    The oilers example gets old and goes nowhere fast (Use Chicago or Pittsburgh from now on for the tear it down manifestos) with anyone that knows WTF thye’re talking about. It wasn’t a strategy or purpose, it was all out failure that pushed them in the blow it up direction. Darryl Sutter got shewed out of dodge but Klowe got the Presidency. What a sham.

    1) A perennial cap team
    2) How many picks did they give for Penner?
    3) How many more picks would they have given for Vanek.

    EDM played their cards right = HOAX

  • Karasu89

    at least this guy has been consistent in his articles (btw the oilers are mostly going to head in the direction of the islanders than penguins or blackhawks)

  • Karasu89

    Beloch-Problem is, if we are in 7th-8th place come Feb 20th, I dont see us being much of a seller & another missed opportunity to be one of a short list of sellers in a frenzy trade seession. If we sucked, its easy, decisions are made & “BIG” changes will come. Right now, the only silver lining is that we have played rookies over Sarich, Babchuk, Hagman, Stajan (2.5 to 3.6 million/year players) and way cheaper options have not only played as well but have palyed even better. This is the beginning of the healing. We are getting the same performance at a significantly cheaper cost that will not only allow youth on out team but way more $$$ to get some star power. So if we are there by Feb 20th, expect only the interchangeable players to move for whatever can be had, the likes of Moss(get healed quick), Bourque, Sarich, Babchuk. What Feaster gets for these assets & if he can achieve overpayments will start his legacy.

    Capt Ron- Yeah, a few of us had a debate.
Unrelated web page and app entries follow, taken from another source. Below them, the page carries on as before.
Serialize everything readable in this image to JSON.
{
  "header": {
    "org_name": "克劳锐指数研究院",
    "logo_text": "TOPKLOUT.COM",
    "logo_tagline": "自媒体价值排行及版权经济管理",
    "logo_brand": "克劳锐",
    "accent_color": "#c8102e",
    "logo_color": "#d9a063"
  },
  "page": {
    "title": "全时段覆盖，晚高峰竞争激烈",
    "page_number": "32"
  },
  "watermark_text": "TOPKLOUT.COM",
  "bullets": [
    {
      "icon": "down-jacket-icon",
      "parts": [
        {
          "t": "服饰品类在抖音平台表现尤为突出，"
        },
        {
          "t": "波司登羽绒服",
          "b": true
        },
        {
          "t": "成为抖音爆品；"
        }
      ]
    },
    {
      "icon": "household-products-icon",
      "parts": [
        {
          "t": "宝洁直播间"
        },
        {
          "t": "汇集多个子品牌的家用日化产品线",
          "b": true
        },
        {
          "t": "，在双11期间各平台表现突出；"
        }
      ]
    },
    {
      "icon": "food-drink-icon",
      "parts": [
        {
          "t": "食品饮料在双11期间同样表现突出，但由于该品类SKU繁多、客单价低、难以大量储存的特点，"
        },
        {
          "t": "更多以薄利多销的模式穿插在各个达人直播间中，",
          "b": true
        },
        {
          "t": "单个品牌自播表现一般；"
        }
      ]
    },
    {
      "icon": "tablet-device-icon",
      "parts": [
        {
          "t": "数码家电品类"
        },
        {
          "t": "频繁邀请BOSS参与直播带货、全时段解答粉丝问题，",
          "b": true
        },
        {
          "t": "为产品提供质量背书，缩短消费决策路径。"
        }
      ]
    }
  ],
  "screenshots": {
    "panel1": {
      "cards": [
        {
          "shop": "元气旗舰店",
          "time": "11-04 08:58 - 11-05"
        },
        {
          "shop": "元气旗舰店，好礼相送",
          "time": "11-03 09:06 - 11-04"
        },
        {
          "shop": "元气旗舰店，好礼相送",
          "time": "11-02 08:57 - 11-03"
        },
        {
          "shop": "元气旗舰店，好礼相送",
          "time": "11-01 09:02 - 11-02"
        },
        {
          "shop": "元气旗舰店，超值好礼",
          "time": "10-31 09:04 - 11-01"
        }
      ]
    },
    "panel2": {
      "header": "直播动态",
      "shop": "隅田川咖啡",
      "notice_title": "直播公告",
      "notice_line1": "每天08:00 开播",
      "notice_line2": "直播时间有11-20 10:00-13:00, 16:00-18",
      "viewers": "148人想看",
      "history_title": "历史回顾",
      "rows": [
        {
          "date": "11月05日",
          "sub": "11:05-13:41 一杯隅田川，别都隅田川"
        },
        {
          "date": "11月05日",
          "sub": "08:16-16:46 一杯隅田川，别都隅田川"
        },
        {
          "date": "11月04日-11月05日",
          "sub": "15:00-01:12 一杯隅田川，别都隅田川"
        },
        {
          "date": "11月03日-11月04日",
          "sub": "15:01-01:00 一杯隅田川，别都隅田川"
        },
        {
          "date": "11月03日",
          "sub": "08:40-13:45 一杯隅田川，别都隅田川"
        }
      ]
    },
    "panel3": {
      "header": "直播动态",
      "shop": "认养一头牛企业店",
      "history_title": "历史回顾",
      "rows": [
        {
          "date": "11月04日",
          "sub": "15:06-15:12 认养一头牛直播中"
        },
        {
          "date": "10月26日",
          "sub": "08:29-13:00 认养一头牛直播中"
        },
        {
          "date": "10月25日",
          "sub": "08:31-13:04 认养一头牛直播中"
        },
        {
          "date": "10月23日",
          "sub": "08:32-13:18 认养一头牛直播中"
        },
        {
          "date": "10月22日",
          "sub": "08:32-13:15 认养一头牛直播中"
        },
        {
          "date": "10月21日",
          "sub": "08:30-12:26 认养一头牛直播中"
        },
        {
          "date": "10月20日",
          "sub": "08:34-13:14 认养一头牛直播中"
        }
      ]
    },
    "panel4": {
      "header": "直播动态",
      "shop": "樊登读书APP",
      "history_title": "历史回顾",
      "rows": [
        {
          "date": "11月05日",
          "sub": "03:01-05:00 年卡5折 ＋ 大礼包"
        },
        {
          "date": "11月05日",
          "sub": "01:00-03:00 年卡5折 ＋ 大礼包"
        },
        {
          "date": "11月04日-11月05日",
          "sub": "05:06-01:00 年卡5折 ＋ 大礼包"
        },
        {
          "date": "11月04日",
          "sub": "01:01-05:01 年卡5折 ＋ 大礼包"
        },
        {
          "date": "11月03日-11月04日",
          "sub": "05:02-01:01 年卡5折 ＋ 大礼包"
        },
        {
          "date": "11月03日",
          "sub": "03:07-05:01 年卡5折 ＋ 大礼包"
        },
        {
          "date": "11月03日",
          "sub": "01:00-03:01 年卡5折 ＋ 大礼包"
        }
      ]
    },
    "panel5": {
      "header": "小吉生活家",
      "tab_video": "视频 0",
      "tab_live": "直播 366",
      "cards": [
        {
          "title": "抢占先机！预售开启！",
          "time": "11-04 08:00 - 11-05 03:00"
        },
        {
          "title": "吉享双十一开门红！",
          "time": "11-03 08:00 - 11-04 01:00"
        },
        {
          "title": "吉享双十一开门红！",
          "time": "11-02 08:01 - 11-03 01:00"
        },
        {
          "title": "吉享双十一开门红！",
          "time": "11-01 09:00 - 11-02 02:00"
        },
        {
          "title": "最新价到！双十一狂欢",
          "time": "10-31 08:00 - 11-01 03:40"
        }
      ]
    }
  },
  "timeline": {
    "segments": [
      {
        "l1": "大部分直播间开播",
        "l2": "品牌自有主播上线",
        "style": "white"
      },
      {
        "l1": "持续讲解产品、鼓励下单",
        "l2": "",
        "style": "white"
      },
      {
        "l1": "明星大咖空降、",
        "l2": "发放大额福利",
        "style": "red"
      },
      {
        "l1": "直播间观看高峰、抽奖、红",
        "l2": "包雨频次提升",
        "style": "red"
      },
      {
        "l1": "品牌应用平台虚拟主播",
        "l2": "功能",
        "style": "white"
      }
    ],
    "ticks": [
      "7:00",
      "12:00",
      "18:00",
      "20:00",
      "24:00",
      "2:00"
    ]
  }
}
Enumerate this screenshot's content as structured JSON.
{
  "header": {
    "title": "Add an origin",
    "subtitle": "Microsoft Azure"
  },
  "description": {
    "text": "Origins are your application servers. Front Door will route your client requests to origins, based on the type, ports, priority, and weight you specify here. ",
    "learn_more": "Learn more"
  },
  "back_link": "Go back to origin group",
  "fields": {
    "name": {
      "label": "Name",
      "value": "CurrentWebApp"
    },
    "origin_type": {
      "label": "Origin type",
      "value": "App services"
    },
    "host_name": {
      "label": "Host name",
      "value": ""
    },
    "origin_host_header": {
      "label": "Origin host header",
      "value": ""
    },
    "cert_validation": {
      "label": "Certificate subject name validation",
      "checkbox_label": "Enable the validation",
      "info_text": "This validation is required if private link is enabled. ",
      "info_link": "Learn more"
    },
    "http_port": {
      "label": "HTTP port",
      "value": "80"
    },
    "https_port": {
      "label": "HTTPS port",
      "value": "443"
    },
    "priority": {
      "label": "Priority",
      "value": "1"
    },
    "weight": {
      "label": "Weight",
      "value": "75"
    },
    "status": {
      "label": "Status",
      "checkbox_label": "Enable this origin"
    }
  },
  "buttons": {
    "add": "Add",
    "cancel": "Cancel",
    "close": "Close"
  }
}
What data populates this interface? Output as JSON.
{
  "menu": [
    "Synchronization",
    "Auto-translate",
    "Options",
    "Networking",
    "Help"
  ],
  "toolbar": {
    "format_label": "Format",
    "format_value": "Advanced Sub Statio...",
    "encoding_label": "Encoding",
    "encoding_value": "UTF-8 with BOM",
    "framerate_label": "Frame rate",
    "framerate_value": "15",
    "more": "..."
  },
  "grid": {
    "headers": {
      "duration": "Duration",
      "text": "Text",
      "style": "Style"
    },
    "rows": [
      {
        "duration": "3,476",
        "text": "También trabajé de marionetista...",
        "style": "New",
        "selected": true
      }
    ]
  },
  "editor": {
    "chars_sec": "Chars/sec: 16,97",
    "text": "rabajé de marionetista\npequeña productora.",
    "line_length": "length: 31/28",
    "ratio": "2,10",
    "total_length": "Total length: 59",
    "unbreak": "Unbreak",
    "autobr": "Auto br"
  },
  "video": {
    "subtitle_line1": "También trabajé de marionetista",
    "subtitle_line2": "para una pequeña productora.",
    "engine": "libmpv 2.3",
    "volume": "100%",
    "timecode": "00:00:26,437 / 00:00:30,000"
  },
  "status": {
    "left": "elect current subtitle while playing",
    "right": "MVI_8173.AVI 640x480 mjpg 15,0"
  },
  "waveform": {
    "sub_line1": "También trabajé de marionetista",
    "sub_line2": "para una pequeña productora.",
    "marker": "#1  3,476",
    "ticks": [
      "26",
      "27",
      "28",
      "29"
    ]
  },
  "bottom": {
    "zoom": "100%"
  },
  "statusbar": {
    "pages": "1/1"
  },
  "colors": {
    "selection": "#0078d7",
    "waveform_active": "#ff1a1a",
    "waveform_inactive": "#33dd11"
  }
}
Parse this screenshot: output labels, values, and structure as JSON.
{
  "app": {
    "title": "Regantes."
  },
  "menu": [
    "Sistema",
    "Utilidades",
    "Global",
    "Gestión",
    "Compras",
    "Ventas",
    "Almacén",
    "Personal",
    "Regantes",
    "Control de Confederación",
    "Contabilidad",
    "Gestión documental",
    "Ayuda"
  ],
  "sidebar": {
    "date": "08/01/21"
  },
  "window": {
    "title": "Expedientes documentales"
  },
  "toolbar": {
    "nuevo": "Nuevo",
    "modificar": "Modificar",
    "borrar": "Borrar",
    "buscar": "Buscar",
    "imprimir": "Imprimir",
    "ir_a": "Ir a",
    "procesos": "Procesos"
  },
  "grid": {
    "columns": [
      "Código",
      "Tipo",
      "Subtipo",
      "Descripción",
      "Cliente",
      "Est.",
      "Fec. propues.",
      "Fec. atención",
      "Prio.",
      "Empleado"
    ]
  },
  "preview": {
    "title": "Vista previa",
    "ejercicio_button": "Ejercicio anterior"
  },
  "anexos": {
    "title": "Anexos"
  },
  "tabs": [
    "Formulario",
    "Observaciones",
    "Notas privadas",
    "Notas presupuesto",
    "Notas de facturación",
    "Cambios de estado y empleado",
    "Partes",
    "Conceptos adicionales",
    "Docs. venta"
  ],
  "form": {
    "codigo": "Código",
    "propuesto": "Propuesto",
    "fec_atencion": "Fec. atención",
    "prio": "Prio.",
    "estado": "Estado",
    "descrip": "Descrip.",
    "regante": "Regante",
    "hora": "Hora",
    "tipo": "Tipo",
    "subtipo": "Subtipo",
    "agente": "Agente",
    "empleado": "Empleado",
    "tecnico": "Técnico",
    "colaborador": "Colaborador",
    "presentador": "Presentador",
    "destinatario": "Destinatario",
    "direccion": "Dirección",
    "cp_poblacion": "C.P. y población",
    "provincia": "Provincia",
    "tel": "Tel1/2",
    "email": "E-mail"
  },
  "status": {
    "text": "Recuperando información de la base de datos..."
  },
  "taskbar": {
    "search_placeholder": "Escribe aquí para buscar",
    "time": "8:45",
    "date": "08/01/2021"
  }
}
Do you go after a guy like Cammi, he played great with Iggy & imagine Iggy, Cammi & Tanguay, I think whoever you put with GlenX & Jokinen will do fine. I think its tempting if we are in a playoff position & the price is right, like a Bourque & Babchuk who i think would be a great fit in Montreal. The other really intriguing option is if Leiland continues to impress, Kipper to Anaheim for Bobby Ryan I think would be a great trade that helps both clubs. Hillier doesnt seem to be the same guy since that Vertigo. Not sure whats up there. I wouldnt object to getting Ryan here. Imagine him with a Barschte & Backlund line. Either way, such trades would not be considered blowing things up & I truly think this is what we can expect from Feaster unless January winds up being a complete disaster. Something tells me it wont be.

  • beloch


    You’re assuming that Feaster will make short-term trades if the Flames look likely to make the playoffs, just like Darryl Sutter did. That doesn’t have to be true. Teams that are run with the next playoffs as their only goal are a lot like businesses that live only for the next quarterly report. A good manager should look at moves that will provide the best increase in performance not just this year, but next year, and several years into the future. That means the Flames should still be sellers at the trade deadline. We need prospects more than we need a minor boost for this season’s playoffs. They’ll come cheaper if the team is performing well and our players look good. Does Feaster have what it takes to trade someone like Bourque (assuming he heats up) for picks when the flames are neck-and-neck for 8th? I can’t answer that, but I honestly hope so.